OK, so enough complaining about my mounting system!
I started out by doing a lot of figuring. I wanted the skirt almost tailored looking, but not chintzy. I measured carefully so the skirt would JUST hit the floor – and I used about 1.5 times the width of the total length – just a bit under that – so it wouldn’t be too puffy.
Graph paper is a wonderful thing, isn’t it? I’m addicted to the post it graph paper pads!
Another consideration was that I wanted to easily sit and reach the foot pedals at each machine PLUS access my storage unit. The front of the skirt is actually four panels, they meet in front of each machine and the storage unit in the center – here you can see the gaps in front of the machines.
I used a giant drop cloth from Lowes. I was in a hurry, so I just started cutting. The material smelled pretty awful, though – chemical city. I just hung the panels over the fence and let them hang out in the sunshine for the day. It got rid of the smell, but I definitely recommend washing first. The dropcloths at Lowes are a poly/cotton mix, so they wash up pretty well.
I cut the skirt, using the already hemmed edges for the bottom hem and adding just about 2″ for the upper fold. I cut with a rotary cutter, but then went back and trimmed off less than a quarter inch along the top edge with pinking shears to ‘finish’ that edge before turning down 2″ and stitching to make the pocket for the rod.
I needed to piece a bit to get the full length. I did that FIRST, attaching with my serger, then I sewed the upper pocket, THEN I cut into the individual panels. This kept the length and the pocket consistent. I finished the vertical edges with my serger – I had to undo a bit at the top, flatten, serger, then re-finish the pocket.
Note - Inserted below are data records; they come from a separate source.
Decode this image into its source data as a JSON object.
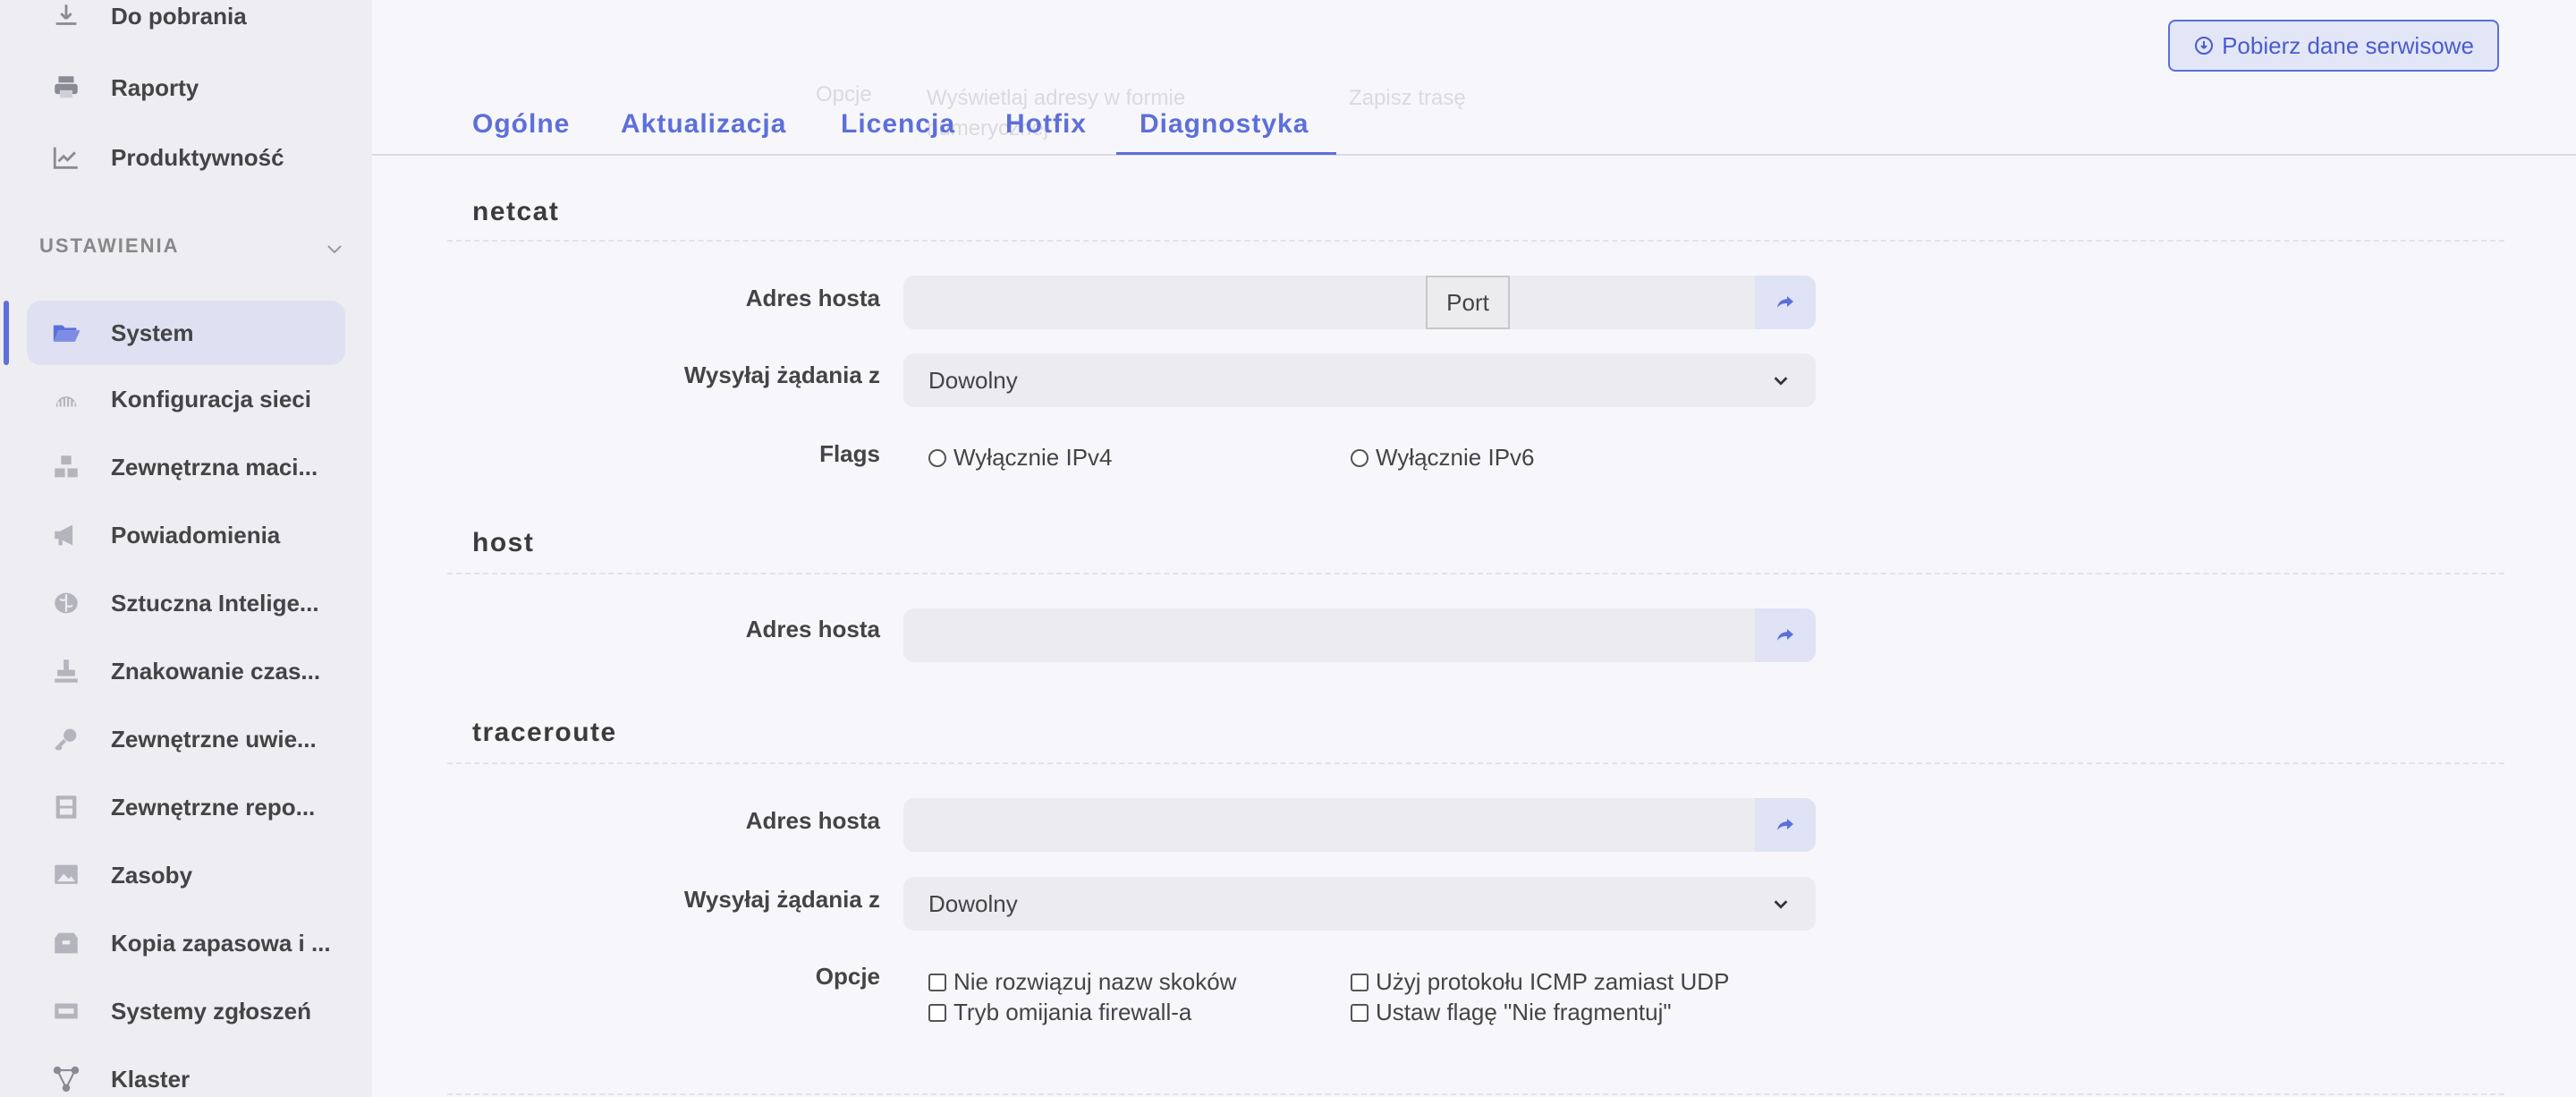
{
  "sidebar": {
    "top_items": [
      {
        "label": "Do pobrania",
        "icon": "download-icon"
      },
      {
        "label": "Raporty",
        "icon": "printer-icon"
      },
      {
        "label": "Produktywność",
        "icon": "chart-line-icon"
      }
    ],
    "section_label": "USTAWIENIA",
    "items": [
      {
        "label": "System",
        "icon": "folder-open-icon",
        "active": true
      },
      {
        "label": "Konfiguracja sieci",
        "icon": "network-icon"
      },
      {
        "label": "Zewnętrzna maci...",
        "icon": "cubes-icon"
      },
      {
        "label": "Powiadomienia",
        "icon": "megaphone-icon"
      },
      {
        "label": "Sztuczna Intelige...",
        "icon": "brain-icon"
      },
      {
        "label": "Znakowanie czas...",
        "icon": "stamp-icon"
      },
      {
        "label": "Zewnętrzne uwie...",
        "icon": "key-icon"
      },
      {
        "label": "Zewnętrzne repo...",
        "icon": "archive-icon"
      },
      {
        "label": "Zasoby",
        "icon": "image-icon"
      },
      {
        "label": "Kopia zapasowa i ...",
        "icon": "box-icon"
      },
      {
        "label": "Systemy zgłoszeń",
        "icon": "ticket-icon"
      },
      {
        "label": "Klaster",
        "icon": "cluster-icon"
      }
    ]
  },
  "header": {
    "service_button": "Pobierz dane serwisowe",
    "ghost_options_label": "Opcje",
    "ghost_option_1": "Wyświetlaj adresy w formie",
    "ghost_option_1b": "numerycznej",
    "ghost_option_2": "Zapisz trasę"
  },
  "tabs": [
    {
      "label": "Ogólne"
    },
    {
      "label": "Aktualizacja"
    },
    {
      "label": "Licencja"
    },
    {
      "label": "Hotfix"
    },
    {
      "label": "Diagnostyka",
      "active": true
    }
  ],
  "netcat": {
    "title": "netcat",
    "host_label": "Adres hosta",
    "host_value": "",
    "port_label": "Port",
    "send_from_label": "Wysyłaj żądania z",
    "send_from_value": "Dowolny",
    "flags_label": "Flags",
    "flag_ipv4": "Wyłącznie IPv4",
    "flag_ipv6": "Wyłącznie IPv6"
  },
  "host": {
    "title": "host",
    "host_label": "Adres hosta",
    "host_value": ""
  },
  "traceroute": {
    "title": "traceroute",
    "host_label": "Adres hosta",
    "host_value": "",
    "send_from_label": "Wysyłaj żądania z",
    "send_from_value": "Dowolny",
    "options_label": "Opcje",
    "opt_no_resolve": "Nie rozwiązuj nazw skoków",
    "opt_icmp": "Użyj protokołu ICMP zamiast UDP",
    "opt_firewall": "Tryb omijania firewall-a",
    "opt_dont_fragment": "Ustaw flagę \"Nie fragmentuj\""
  },
  "colors": {
    "accent": "#5d6fd9",
    "sidebar_bg": "#ededf2",
    "page_bg": "#f7f7fb"
  }
}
Not sure if that makes sense, except think what would happen if I just ran each vertical side straight through the serger AFTER having sewn the pockets – can’t get the rod through!
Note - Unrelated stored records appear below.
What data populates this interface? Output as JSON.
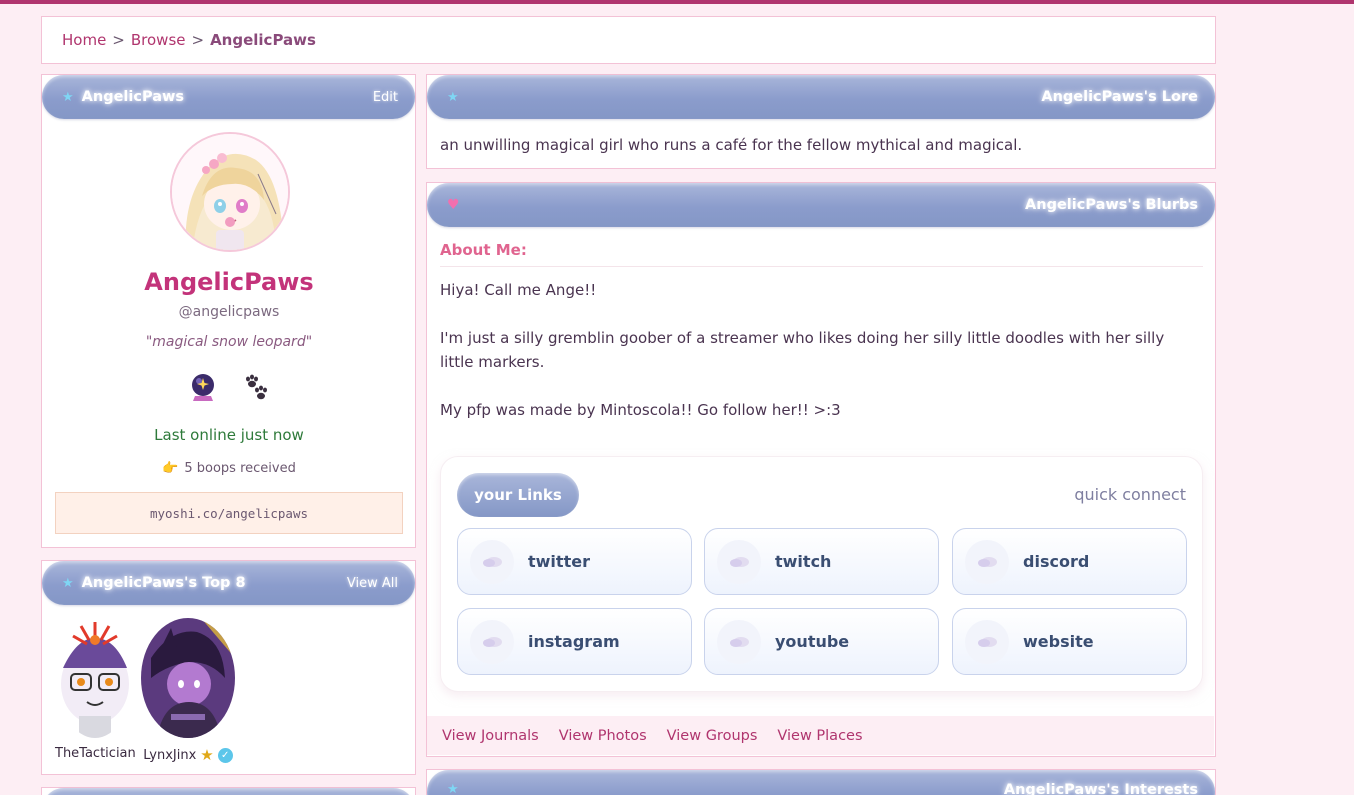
{
  "breadcrumb": {
    "home": "Home",
    "browse": "Browse",
    "current": "AngelicPaws",
    "sep": ">"
  },
  "profile": {
    "header_title": "AngelicPaws",
    "edit_label": "Edit",
    "name": "AngelicPaws",
    "handle": "@angelicpaws",
    "quote": "\"magical snow leopard\"",
    "badges": [
      "crystal-ball-icon",
      "paw-prints-icon"
    ],
    "online_status": "Last online just now",
    "boops": "5 boops received",
    "profile_url": "myoshi.co/angelicpaws"
  },
  "top8": {
    "header_title": "AngelicPaws's Top 8",
    "view_all_label": "View All",
    "friends": [
      {
        "name": "TheTactician"
      },
      {
        "name": "LynxJinx"
      }
    ]
  },
  "lore": {
    "header_title": "AngelicPaws's Lore",
    "text": "an unwilling magical girl who runs a café for the fellow mythical and magical."
  },
  "blurbs": {
    "header_title": "AngelicPaws's Blurbs",
    "about_label": "About Me:",
    "paragraphs": [
      "Hiya! Call me Ange!!",
      "I'm just a silly gremblin goober of a streamer who likes doing her silly little doodles with her silly little markers.",
      "My pfp was made by Mintoscola!! Go follow her!! >:3"
    ],
    "links_title": "your Links",
    "quick_connect": "quick connect",
    "links": [
      "twitter",
      "twitch",
      "discord",
      "instagram",
      "youtube",
      "website"
    ],
    "view_links": [
      "View Journals",
      "View Photos",
      "View Groups",
      "View Places"
    ]
  },
  "interests": {
    "header_title": "AngelicPaws's Interests"
  },
  "colors": {
    "accent": "#b0356e",
    "name_pink": "#c3337a",
    "pill_blue": "#8b9ccc",
    "online_green": "#2e7a3a"
  }
}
I didn’t want my skirt showing off my business where the two pieces met at the corners, so I attached a couple of lengths of twine to tie the edges together – two up high by the rod, two a bit mid-way down. I just tied a knot in one end, then sewed back and forth a few times. Twine unravels easily, so when I use as ties, I tie the knot so it doesn’t unravel when tugged.
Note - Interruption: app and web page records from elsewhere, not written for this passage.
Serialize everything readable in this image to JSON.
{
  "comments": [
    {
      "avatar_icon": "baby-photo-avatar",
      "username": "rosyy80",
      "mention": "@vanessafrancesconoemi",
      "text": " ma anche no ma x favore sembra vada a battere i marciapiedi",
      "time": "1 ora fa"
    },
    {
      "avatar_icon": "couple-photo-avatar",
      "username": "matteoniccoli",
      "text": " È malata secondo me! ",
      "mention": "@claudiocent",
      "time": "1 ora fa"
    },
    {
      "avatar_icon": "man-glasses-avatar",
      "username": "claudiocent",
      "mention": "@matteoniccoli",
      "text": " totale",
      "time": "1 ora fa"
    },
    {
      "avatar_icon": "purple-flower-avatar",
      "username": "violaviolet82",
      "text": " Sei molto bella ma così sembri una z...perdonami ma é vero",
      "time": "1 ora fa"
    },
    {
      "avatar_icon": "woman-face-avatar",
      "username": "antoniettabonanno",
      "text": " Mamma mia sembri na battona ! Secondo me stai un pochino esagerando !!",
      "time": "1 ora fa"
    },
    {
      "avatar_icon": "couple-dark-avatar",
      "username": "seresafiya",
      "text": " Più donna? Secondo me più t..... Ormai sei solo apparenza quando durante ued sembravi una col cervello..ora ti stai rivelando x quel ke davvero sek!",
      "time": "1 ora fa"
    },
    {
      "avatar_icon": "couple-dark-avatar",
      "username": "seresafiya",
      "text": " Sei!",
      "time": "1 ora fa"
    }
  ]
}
There was a little of the conduit sticking out, so I wrapped the ties around it for a bit to camouflage it.
For storage I reused one of the Antonius units from Ikea – these were under my cutting table in Minneapolis. Since everything’s Ikea, the dimensions are perfect to just slide that sucker RIGHT under there. I had to remove the center back leg from the table, but the table is MUCH more sturdy with the unit there, it takes a lot of the weight. Previously, the table felt a bit like it was going to walk away while I was serging! Now it’s rock-solid.
Bottom drawer is for mending and restyling projects.
I reserved the two middle drawers for sewing projects. How sad and empty they are!
Top drawer is for sewing supplies (needles, parts, oil, tissue strips, canned air), pens, bobbins and an Ikea bin with pattern making supplies. The plastic bin is AWESOME! It’s an insert for their clear plastic Rubbermaid-style bins, but it fits perfectly and has a handle for easy removal and bringing over to the cutting table!
My little sewing chair, tucked in and ready to go! This is also from Ikea, and good for sewing, except the little legs stick out far and I stub my toes on them! But it swivels, so easy in and out and it’s reasonably comfortable! I might make a little cover for it someday, but don’t mind the super-contemporary style, since it’s natural wood.